What is expected – Your response should be every line from the entries that includes the string "screenshot".

** Opening Records for processing block **

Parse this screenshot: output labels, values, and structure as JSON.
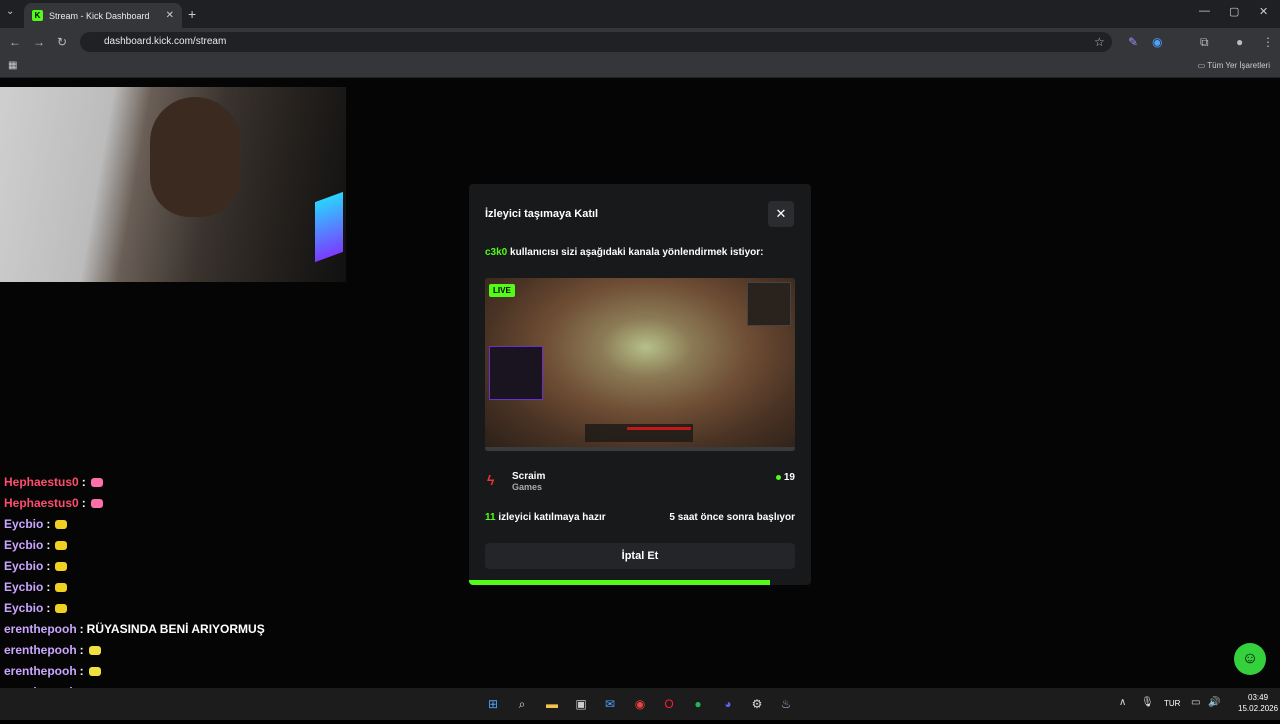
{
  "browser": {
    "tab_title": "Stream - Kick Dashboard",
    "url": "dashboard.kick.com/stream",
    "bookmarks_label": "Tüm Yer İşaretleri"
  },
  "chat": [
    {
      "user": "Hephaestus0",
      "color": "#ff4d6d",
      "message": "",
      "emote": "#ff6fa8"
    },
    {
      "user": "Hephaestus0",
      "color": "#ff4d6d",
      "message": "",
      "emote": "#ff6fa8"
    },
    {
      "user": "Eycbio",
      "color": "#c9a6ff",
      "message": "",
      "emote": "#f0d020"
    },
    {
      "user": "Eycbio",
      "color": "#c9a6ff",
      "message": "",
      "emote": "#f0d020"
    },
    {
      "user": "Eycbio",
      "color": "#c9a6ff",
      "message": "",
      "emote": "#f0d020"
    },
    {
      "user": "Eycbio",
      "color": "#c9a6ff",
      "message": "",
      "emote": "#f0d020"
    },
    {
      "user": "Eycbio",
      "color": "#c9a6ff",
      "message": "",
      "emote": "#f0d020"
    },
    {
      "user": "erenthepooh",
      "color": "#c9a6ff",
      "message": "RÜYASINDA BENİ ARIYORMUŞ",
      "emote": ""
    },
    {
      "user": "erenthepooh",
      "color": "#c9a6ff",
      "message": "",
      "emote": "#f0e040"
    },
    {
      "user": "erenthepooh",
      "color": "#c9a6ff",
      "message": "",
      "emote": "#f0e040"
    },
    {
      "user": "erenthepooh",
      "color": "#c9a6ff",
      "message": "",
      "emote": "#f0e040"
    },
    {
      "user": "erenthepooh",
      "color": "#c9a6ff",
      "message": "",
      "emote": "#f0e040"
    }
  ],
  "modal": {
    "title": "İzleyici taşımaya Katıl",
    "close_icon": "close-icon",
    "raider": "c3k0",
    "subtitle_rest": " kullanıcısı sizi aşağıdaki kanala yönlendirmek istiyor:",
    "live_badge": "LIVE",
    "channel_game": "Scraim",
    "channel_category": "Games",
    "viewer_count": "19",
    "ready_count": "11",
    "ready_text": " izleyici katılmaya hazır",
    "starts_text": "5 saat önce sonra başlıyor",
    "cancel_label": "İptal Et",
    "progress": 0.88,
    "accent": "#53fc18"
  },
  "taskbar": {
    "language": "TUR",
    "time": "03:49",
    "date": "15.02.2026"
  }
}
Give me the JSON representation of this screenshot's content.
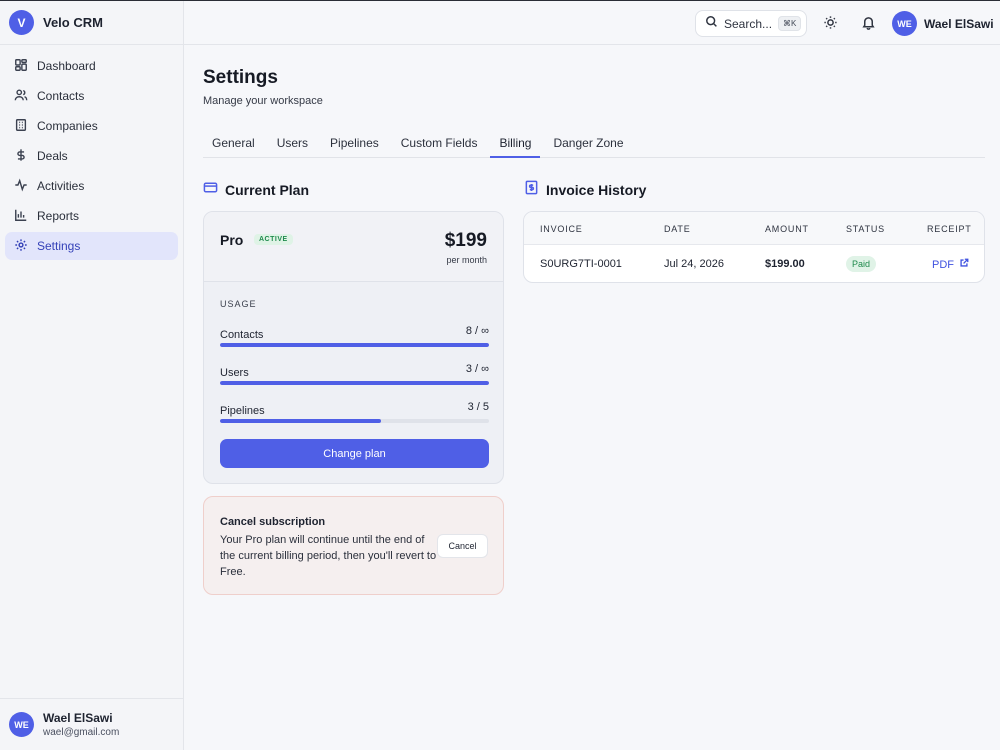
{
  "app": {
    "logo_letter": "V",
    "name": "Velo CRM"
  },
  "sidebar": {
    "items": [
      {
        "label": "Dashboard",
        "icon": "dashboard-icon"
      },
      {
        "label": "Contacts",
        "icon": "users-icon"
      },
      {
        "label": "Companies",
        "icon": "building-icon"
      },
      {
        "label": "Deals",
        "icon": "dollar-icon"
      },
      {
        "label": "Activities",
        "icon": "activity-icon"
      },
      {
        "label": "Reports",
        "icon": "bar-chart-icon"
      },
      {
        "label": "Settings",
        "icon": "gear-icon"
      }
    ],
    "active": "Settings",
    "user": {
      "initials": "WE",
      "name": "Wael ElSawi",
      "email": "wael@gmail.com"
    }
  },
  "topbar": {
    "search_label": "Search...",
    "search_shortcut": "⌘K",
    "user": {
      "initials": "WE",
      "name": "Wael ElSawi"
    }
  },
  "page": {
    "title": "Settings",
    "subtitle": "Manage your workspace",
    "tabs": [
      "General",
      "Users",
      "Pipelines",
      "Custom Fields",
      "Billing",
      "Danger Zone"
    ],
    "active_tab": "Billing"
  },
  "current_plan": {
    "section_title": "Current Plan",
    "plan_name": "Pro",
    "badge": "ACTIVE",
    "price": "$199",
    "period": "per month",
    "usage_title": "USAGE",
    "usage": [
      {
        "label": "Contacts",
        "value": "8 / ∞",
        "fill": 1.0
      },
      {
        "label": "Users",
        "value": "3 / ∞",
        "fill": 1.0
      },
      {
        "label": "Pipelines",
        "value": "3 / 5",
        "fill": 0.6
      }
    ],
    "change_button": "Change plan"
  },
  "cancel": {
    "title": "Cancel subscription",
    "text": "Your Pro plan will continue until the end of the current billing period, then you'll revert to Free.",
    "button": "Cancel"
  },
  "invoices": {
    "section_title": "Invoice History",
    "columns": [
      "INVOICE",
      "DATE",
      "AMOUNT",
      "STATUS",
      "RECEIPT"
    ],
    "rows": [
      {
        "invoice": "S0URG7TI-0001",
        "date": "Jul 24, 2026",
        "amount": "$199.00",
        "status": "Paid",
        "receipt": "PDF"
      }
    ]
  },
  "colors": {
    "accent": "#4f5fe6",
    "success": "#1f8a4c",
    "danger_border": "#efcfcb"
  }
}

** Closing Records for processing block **
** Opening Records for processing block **

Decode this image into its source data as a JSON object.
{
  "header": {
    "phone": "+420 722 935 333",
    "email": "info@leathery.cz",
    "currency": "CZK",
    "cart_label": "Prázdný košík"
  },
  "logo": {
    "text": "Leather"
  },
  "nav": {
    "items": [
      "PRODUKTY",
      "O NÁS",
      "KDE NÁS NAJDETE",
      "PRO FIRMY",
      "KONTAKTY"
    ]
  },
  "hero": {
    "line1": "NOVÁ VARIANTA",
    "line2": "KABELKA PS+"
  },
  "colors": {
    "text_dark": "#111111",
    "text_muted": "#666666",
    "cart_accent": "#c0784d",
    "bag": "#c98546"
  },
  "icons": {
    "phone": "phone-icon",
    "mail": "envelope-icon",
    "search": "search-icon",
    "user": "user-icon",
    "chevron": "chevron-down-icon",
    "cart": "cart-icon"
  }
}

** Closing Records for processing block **
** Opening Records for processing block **

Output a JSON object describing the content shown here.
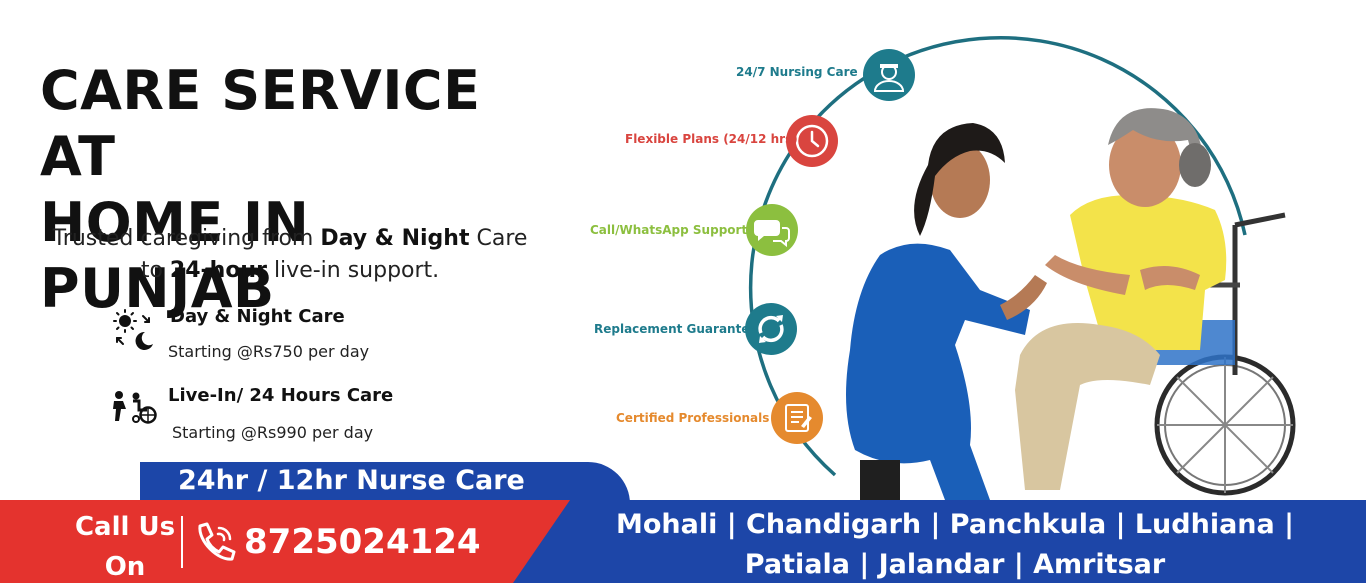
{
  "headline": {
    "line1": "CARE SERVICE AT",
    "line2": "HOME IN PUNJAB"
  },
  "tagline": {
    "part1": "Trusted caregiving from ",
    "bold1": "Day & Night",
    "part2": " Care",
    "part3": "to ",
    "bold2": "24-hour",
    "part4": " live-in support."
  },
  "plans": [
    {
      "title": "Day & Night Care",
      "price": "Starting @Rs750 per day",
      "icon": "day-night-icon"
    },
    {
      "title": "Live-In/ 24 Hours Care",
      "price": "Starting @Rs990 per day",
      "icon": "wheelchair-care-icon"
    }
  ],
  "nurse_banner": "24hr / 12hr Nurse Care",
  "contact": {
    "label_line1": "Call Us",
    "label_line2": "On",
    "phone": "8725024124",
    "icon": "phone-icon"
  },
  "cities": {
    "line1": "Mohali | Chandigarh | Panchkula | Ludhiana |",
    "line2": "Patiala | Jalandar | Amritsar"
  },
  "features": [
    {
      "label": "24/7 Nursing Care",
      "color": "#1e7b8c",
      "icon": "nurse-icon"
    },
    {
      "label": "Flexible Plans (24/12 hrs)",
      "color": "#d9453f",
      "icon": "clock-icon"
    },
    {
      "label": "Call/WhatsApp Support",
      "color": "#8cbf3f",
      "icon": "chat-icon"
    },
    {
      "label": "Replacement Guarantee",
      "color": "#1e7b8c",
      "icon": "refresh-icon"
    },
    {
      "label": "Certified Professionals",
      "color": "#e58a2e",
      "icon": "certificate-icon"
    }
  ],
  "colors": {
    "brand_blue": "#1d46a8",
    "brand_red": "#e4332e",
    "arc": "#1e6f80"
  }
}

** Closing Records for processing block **

Answer box –
Parse this screenshot: output labels, values, and structure as JSON.
Give me the JSON representation of this screenshot's content.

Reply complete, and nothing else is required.